‘My Dear Son Garabed, I Read Your Letter. I Cried, I Laughed: Kojaian Family Letters from Efkere/Kayseri to America (1912-1919)’ edited by Jonathan Varjabedian and H. Şükrü Ilıcak (Histor Press, 428 pages, €34)
In 2001 the family of Garabed Kojaian found a cache of old letters in a small tin box in his Detroit home. Kojaian had died 25 years earlier and the box had been almost entirely forgotten until it was rediscovered. The letters were mysterious, written in the Armenian script and using a highly dialectal form of Turkish.
Born in the mid-1890s in Efkere, a village northeast of Kayseri in modern-day Turkey, Garabed emigrated to the U.S. in the years before the First World War. He was followed by his father Harutian, a blacksmith, in 1913. The letters found in the box almost all dated to before the war, written and sent by the family members and neighbors they left behind in Efkere. Their translation was eventually taken on by academic Şükrü Ilıcak, a Harvard University student at the time.

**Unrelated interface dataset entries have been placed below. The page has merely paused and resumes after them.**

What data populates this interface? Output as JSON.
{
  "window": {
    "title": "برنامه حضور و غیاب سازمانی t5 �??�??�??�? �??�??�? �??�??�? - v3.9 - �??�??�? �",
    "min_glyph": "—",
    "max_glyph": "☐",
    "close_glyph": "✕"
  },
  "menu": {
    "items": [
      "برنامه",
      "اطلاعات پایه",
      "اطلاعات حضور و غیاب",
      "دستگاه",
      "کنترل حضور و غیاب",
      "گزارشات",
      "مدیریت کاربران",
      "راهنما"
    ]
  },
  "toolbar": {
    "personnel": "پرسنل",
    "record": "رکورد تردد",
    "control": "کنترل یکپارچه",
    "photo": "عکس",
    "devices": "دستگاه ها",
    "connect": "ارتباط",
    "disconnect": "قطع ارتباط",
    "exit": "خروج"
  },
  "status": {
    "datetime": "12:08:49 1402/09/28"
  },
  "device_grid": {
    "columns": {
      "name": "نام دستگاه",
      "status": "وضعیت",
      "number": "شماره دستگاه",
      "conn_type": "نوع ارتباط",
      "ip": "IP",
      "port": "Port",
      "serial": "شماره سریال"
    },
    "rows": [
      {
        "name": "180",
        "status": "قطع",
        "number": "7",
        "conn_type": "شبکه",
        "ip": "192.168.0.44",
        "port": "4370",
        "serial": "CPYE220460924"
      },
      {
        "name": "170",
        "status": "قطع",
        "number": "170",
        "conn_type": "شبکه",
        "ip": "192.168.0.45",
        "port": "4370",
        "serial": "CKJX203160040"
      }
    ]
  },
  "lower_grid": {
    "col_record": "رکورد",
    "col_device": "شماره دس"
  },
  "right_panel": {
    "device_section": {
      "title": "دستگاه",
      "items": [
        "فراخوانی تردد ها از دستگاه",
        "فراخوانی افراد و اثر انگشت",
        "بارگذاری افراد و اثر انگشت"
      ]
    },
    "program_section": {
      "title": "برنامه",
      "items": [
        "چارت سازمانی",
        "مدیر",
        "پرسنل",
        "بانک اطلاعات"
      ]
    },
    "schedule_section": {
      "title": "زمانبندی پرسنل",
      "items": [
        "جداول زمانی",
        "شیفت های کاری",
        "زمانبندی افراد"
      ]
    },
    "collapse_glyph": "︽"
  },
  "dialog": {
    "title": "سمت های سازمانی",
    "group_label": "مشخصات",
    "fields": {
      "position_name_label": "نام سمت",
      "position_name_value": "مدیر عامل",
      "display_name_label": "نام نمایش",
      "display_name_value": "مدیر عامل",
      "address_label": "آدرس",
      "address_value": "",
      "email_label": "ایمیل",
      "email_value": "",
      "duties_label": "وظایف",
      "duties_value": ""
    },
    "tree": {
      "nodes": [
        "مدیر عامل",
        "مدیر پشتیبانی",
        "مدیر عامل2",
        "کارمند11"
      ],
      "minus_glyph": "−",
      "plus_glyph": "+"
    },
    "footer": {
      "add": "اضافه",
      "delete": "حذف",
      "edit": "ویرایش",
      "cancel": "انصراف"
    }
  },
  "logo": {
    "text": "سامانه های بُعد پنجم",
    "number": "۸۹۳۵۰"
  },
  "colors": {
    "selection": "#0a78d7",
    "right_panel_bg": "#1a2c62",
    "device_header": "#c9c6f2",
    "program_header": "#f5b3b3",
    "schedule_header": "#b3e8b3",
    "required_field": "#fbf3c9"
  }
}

What emerged from the painstaking deciphering process was remarkable: A vivid portrait of a village in Anatolia that no longer officially exists and was barely documented even at the time. “Here it was, perfectly preserved, with its residents seemingly talking to us a century later,” writes editor Jonathan Varjabedian, Garabed’s grandson, in the introduction to “My Dear Son Garabed.” The book beautifully presents 88 of the letters in English and Turkish, alongside images of the original letters and photos of various villagers.
Back when the letters were written Efkere was a village of around 500 Armenian and 50 Turkish households. It was a time when Armenians from villages across Anatolia were migrating to the U.S., while maintaining close bonds with those they left behind. Most of the letters Garabed and Harutian received from Anatolia came from the former’s mother Hyganush and his brother Misag, as well as fellow villagers. Many of the concerns they expressed are quotidian and prosaic.
Particularly striking is the lack of reference to political or social events that would build to so brutally shake the region within years. Correspondence instead focuses on weddings, births, deaths, illnesses, the price of groceries and village gossip. The letters are also full of formal, standard stock phrases, used even when Hyganush writes to her husband Harutian. “Gracious and affectionate Harutian Agha Kojaian, I extend my special greetings and inquire after your wellbeing. If you would like to know how we are, we have no worries and we pray for you. Also, Miss Verkine kisses your gentle hand,” reads a typical opening.
The lack of political engagement in the letters feels very natural. But inevitably we witness the village being gradually dragged into events larger and more incomprehensible than daily village concerns. There are hinted references to the Balkan Wars (1912-13), when the authorities start drafting soldiers from among Efkere’s locals. “The Ottoman state is fighting a tremendous war on four fronts. In Serbia, Montenegro, etc.,” writes Harutian at one point before joining his son in the U.S. This process intensifies with the start of the First World War, when economic hardships mount and the draft intensifies. As for the deportations and massacres of 1915, there is barely a hint before the letters are abruptly cut off in spring 1915.
“My Dear Son Garabed” brings together letters sent to Garabed and Harutian between 1912 and 1919. Eighty-six were written between June 1912 and May 1915, while the last two were written in 1919. Those final letters are quietly devastating, telling us indirectly that their entire family has been killed, including all the people whose letters we have been reading up to now. In subsequent years Garabed and Harutian would continue to live in Detroit, while traces of the world they left behind in Anatolia gradually disappeared.
* Click here to view the website Jonathan Varjabedian has created piecing together the history of Efkere.